──────── Given records ────────

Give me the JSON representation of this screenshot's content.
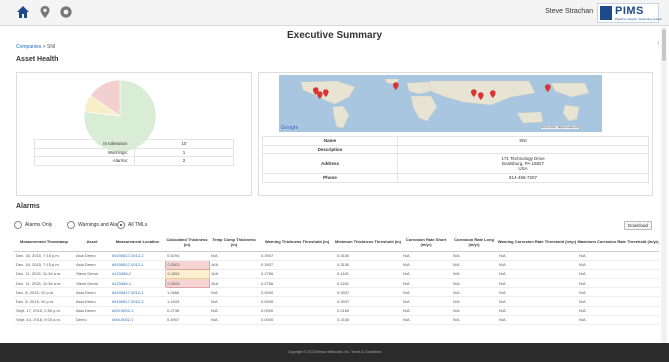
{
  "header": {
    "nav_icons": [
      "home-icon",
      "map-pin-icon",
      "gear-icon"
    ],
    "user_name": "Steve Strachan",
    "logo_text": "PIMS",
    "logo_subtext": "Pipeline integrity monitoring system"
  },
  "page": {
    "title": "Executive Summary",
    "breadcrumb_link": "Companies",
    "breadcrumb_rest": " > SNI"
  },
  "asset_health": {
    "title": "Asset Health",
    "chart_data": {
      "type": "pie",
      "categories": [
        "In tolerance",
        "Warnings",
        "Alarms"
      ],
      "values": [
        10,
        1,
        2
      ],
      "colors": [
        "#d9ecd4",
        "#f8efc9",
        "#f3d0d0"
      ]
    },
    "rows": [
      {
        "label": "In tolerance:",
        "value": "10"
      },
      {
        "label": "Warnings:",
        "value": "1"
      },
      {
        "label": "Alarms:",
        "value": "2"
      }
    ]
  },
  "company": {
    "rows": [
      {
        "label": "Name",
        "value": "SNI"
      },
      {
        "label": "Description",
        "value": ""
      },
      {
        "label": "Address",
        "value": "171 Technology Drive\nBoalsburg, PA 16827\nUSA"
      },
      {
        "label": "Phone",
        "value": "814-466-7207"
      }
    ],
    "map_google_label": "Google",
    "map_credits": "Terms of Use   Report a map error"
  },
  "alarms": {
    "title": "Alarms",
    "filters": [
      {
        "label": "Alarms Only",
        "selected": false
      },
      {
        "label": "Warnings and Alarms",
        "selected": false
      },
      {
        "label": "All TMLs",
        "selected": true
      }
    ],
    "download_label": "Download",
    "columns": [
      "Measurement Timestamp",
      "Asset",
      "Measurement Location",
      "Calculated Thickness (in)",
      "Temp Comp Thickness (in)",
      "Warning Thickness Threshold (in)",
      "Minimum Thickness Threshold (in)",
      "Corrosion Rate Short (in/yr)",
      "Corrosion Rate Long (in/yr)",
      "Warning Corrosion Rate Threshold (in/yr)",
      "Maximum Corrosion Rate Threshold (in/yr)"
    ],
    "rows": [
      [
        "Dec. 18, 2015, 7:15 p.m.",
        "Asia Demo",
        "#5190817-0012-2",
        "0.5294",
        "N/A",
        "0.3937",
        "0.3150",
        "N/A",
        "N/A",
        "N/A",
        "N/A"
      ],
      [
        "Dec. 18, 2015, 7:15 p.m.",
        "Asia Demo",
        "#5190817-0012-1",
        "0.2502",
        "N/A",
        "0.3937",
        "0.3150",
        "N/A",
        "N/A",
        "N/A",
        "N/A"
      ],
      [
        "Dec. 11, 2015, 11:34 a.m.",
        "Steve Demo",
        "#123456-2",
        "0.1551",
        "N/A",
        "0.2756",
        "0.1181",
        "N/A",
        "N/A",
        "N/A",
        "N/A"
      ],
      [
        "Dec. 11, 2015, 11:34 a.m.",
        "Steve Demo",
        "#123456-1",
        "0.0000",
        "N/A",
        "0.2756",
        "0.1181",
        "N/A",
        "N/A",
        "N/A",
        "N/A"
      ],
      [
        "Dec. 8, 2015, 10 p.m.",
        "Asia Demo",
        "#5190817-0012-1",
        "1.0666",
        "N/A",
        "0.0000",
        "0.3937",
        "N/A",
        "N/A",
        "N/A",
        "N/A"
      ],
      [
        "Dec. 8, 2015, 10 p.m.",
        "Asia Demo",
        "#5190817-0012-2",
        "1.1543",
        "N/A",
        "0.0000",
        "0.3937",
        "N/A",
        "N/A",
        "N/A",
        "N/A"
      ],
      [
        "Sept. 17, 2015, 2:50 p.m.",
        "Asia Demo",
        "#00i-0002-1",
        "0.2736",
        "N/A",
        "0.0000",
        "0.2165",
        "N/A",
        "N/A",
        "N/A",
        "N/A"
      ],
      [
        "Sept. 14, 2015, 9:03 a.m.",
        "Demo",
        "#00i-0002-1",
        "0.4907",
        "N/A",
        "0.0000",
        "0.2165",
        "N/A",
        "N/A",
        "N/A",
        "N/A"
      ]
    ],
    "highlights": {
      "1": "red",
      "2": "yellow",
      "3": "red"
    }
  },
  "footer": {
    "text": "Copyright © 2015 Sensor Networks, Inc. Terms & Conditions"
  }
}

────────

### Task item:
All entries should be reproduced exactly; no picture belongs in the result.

### Task result:
Give me the JSON representation of this screenshot's content.
{
  "header": {
    "nav_icons": [
      "home-icon",
      "map-pin-icon",
      "gear-icon"
    ],
    "user_name": "Steve Strachan",
    "logo_text": "PIMS",
    "logo_subtext": "Pipeline integrity monitoring system"
  },
  "page": {
    "title": "Executive Summary",
    "breadcrumb_link": "Companies",
    "breadcrumb_rest": " > SNI"
  },
  "asset_health": {
    "title": "Asset Health",
    "chart_data": {
      "type": "pie",
      "categories": [
        "In tolerance",
        "Warnings",
        "Alarms"
      ],
      "values": [
        10,
        1,
        2
      ],
      "colors": [
        "#d9ecd4",
        "#f8efc9",
        "#f3d0d0"
      ]
    },
    "rows": [
      {
        "label": "In tolerance:",
        "value": "10"
      },
      {
        "label": "Warnings:",
        "value": "1"
      },
      {
        "label": "Alarms:",
        "value": "2"
      }
    ]
  },
  "company": {
    "rows": [
      {
        "label": "Name",
        "value": "SNI"
      },
      {
        "label": "Description",
        "value": ""
      },
      {
        "label": "Address",
        "value": "171 Technology Drive\nBoalsburg, PA 16827\nUSA"
      },
      {
        "label": "Phone",
        "value": "814-466-7207"
      }
    ],
    "map_google_label": "Google",
    "map_credits": "Terms of Use   Report a map error"
  },
  "alarms": {
    "title": "Alarms",
    "filters": [
      {
        "label": "Alarms Only",
        "selected": false
      },
      {
        "label": "Warnings and Alarms",
        "selected": false
      },
      {
        "label": "All TMLs",
        "selected": true
      }
    ],
    "download_label": "Download",
    "columns": [
      "Measurement Timestamp",
      "Asset",
      "Measurement Location",
      "Calculated Thickness (in)",
      "Temp Comp Thickness (in)",
      "Warning Thickness Threshold (in)",
      "Minimum Thickness Threshold (in)",
      "Corrosion Rate Short (in/yr)",
      "Corrosion Rate Long (in/yr)",
      "Warning Corrosion Rate Threshold (in/yr)",
      "Maximum Corrosion Rate Threshold (in/yr)"
    ],
    "rows": [
      [
        "Dec. 18, 2015, 7:15 p.m.",
        "Asia Demo",
        "#5190817-0012-2",
        "0.5294",
        "N/A",
        "0.3937",
        "0.3150",
        "N/A",
        "N/A",
        "N/A",
        "N/A"
      ],
      [
        "Dec. 18, 2015, 7:15 p.m.",
        "Asia Demo",
        "#5190817-0012-1",
        "0.2502",
        "N/A",
        "0.3937",
        "0.3150",
        "N/A",
        "N/A",
        "N/A",
        "N/A"
      ],
      [
        "Dec. 11, 2015, 11:34 a.m.",
        "Steve Demo",
        "#123456-2",
        "0.1551",
        "N/A",
        "0.2756",
        "0.1181",
        "N/A",
        "N/A",
        "N/A",
        "N/A"
      ],
      [
        "Dec. 11, 2015, 11:34 a.m.",
        "Steve Demo",
        "#123456-1",
        "0.0000",
        "N/A",
        "0.2756",
        "0.1181",
        "N/A",
        "N/A",
        "N/A",
        "N/A"
      ],
      [
        "Dec. 8, 2015, 10 p.m.",
        "Asia Demo",
        "#5190817-0012-1",
        "1.0666",
        "N/A",
        "0.0000",
        "0.3937",
        "N/A",
        "N/A",
        "N/A",
        "N/A"
      ],
      [
        "Dec. 8, 2015, 10 p.m.",
        "Asia Demo",
        "#5190817-0012-2",
        "1.1543",
        "N/A",
        "0.0000",
        "0.3937",
        "N/A",
        "N/A",
        "N/A",
        "N/A"
      ],
      [
        "Sept. 17, 2015, 2:50 p.m.",
        "Asia Demo",
        "#00i-0002-1",
        "0.2736",
        "N/A",
        "0.0000",
        "0.2165",
        "N/A",
        "N/A",
        "N/A",
        "N/A"
      ],
      [
        "Sept. 14, 2015, 9:03 a.m.",
        "Demo",
        "#00i-0002-1",
        "0.4907",
        "N/A",
        "0.0000",
        "0.2165",
        "N/A",
        "N/A",
        "N/A",
        "N/A"
      ]
    ],
    "highlights": {
      "1": "red",
      "2": "yellow",
      "3": "red"
    }
  },
  "footer": {
    "text": "Copyright © 2015 Sensor Networks, Inc. Terms & Conditions"
  }
}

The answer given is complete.